• _Problem statement_
Only one number is wanted: the count of lines in the records below that hold the word "interaction".

Data records for software interfaces:

━━━━━━━━━━━━━━━━━━━━━━━━━━━━━━

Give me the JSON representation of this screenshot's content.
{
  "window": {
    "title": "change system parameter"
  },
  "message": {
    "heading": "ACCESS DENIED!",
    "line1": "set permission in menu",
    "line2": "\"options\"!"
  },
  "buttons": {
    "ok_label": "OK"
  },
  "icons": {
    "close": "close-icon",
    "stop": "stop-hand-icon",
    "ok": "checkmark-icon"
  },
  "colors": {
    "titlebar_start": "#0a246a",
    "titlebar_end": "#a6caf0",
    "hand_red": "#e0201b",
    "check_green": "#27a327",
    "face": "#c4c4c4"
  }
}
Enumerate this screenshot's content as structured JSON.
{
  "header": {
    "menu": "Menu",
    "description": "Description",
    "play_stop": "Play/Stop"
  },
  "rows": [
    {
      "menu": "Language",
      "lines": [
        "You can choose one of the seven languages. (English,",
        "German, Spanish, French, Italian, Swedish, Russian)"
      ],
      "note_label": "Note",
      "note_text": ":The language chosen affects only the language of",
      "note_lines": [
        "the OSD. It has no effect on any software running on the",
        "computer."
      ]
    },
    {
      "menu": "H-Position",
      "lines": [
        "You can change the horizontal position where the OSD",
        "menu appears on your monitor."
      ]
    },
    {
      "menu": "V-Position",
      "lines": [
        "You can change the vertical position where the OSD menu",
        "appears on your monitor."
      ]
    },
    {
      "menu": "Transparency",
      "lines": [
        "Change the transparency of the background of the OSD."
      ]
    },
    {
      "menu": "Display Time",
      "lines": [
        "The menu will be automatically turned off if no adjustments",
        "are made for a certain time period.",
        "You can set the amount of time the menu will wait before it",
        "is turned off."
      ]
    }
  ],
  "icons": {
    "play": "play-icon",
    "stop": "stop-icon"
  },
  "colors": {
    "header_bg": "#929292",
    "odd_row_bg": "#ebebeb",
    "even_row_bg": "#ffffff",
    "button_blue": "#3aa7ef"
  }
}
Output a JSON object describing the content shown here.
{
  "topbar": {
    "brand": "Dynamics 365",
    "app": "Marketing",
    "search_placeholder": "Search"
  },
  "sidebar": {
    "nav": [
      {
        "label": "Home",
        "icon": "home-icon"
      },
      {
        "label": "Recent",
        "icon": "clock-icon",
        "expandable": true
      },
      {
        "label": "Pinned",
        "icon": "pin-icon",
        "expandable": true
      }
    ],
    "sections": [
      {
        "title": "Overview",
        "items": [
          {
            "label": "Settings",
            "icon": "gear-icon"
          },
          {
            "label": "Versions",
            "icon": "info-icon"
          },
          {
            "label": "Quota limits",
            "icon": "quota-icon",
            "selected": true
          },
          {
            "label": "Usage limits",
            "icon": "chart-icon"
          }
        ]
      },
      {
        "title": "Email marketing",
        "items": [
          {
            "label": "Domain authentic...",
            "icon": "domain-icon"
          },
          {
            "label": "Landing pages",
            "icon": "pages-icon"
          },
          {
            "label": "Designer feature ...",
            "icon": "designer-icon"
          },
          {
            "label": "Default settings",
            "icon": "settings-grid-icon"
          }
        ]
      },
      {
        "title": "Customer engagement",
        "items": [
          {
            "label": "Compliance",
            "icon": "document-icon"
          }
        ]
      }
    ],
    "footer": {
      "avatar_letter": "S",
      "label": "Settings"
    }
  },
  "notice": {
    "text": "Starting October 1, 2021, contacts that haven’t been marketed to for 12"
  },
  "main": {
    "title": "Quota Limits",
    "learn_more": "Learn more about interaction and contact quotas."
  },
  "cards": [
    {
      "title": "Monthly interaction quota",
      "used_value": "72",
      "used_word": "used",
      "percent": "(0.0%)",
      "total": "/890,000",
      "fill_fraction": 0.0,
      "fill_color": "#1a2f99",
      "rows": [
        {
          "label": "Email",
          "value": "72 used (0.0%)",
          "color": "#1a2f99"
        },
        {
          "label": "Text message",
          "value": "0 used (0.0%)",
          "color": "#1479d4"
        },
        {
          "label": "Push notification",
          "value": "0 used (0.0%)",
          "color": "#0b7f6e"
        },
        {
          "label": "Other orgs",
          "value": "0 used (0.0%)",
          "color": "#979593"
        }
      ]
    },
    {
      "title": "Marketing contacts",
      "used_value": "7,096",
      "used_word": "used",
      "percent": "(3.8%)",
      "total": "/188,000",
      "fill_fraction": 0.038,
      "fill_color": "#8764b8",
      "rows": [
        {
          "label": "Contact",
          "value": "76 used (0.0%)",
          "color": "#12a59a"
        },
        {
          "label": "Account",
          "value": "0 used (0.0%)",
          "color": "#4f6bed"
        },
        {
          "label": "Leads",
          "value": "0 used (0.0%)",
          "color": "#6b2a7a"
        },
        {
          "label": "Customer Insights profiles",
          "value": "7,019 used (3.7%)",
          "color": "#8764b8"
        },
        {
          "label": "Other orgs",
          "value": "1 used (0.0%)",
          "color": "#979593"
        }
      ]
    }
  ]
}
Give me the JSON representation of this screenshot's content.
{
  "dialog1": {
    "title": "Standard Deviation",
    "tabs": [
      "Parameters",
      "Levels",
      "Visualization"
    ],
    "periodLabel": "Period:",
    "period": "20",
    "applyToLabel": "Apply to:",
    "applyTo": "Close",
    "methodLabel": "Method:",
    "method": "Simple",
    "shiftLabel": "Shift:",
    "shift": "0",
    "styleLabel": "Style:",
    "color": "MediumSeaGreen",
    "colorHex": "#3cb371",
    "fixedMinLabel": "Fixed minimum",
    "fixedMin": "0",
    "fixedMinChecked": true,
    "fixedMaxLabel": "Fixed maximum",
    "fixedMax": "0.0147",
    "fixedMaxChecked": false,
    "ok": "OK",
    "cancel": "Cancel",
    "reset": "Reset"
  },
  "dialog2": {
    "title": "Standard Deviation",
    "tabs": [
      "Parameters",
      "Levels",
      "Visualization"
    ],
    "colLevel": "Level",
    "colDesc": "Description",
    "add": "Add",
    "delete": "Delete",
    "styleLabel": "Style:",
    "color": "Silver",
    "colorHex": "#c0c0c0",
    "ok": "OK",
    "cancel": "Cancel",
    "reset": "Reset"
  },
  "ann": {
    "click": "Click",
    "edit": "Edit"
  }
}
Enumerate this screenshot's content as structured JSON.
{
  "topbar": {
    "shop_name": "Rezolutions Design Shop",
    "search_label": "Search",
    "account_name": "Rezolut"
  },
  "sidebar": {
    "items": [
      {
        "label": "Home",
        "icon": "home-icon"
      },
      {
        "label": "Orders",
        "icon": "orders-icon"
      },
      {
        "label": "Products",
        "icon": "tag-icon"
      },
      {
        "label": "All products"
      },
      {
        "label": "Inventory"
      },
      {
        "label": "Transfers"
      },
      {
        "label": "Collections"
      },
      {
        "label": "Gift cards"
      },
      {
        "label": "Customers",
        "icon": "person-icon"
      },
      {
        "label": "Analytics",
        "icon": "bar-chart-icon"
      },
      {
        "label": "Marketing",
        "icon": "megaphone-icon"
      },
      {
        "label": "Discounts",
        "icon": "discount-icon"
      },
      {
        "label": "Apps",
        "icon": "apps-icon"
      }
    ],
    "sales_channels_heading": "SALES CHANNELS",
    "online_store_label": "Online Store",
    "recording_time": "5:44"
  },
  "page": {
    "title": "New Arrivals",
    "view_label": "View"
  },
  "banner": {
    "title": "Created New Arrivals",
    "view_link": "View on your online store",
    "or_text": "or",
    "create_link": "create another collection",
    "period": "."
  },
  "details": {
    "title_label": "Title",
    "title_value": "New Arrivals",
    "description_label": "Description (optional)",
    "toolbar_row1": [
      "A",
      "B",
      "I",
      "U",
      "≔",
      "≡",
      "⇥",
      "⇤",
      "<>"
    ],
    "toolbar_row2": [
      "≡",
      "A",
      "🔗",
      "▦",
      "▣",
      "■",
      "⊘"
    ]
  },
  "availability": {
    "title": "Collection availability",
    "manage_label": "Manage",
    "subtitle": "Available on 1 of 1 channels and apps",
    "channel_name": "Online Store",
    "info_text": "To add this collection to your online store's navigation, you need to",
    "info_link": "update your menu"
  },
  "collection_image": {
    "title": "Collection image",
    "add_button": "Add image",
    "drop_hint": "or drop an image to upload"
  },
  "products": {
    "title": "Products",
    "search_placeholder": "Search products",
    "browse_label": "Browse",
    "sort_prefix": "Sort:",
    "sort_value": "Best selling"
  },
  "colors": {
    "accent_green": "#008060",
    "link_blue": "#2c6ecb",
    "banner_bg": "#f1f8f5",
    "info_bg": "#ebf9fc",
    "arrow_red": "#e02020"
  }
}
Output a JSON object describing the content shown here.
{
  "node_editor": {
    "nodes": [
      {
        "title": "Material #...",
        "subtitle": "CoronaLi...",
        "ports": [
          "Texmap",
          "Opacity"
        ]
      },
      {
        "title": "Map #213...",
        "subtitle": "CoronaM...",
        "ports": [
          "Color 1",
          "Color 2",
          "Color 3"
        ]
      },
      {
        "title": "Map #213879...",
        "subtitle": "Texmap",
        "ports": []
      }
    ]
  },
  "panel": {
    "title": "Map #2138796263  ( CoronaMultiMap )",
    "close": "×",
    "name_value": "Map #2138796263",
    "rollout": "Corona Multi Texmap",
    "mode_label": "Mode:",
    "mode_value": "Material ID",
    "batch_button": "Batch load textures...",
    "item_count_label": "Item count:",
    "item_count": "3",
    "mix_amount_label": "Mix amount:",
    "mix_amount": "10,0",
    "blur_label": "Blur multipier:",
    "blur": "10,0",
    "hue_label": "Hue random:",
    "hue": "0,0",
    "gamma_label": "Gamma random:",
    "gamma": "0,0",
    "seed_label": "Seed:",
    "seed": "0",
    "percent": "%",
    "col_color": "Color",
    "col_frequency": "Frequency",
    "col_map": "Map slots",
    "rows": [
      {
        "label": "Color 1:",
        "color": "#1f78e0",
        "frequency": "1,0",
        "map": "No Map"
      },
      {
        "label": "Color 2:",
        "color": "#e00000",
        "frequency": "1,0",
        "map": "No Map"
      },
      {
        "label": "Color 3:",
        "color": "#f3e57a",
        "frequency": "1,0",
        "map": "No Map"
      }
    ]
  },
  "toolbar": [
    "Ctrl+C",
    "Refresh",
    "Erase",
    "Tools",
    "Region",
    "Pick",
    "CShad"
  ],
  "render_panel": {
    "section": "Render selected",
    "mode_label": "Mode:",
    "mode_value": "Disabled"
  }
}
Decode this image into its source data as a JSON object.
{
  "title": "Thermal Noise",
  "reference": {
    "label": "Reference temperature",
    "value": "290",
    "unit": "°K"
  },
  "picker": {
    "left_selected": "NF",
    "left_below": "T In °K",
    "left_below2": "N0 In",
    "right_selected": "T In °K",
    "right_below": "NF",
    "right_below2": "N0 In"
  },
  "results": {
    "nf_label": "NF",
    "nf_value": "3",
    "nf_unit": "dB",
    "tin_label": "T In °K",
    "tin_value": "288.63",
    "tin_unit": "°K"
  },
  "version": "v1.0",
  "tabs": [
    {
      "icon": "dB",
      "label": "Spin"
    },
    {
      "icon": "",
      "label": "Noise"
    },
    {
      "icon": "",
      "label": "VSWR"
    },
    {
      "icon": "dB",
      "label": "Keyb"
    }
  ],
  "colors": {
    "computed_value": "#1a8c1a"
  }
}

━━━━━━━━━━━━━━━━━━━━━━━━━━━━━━

• _Reply to the task_
2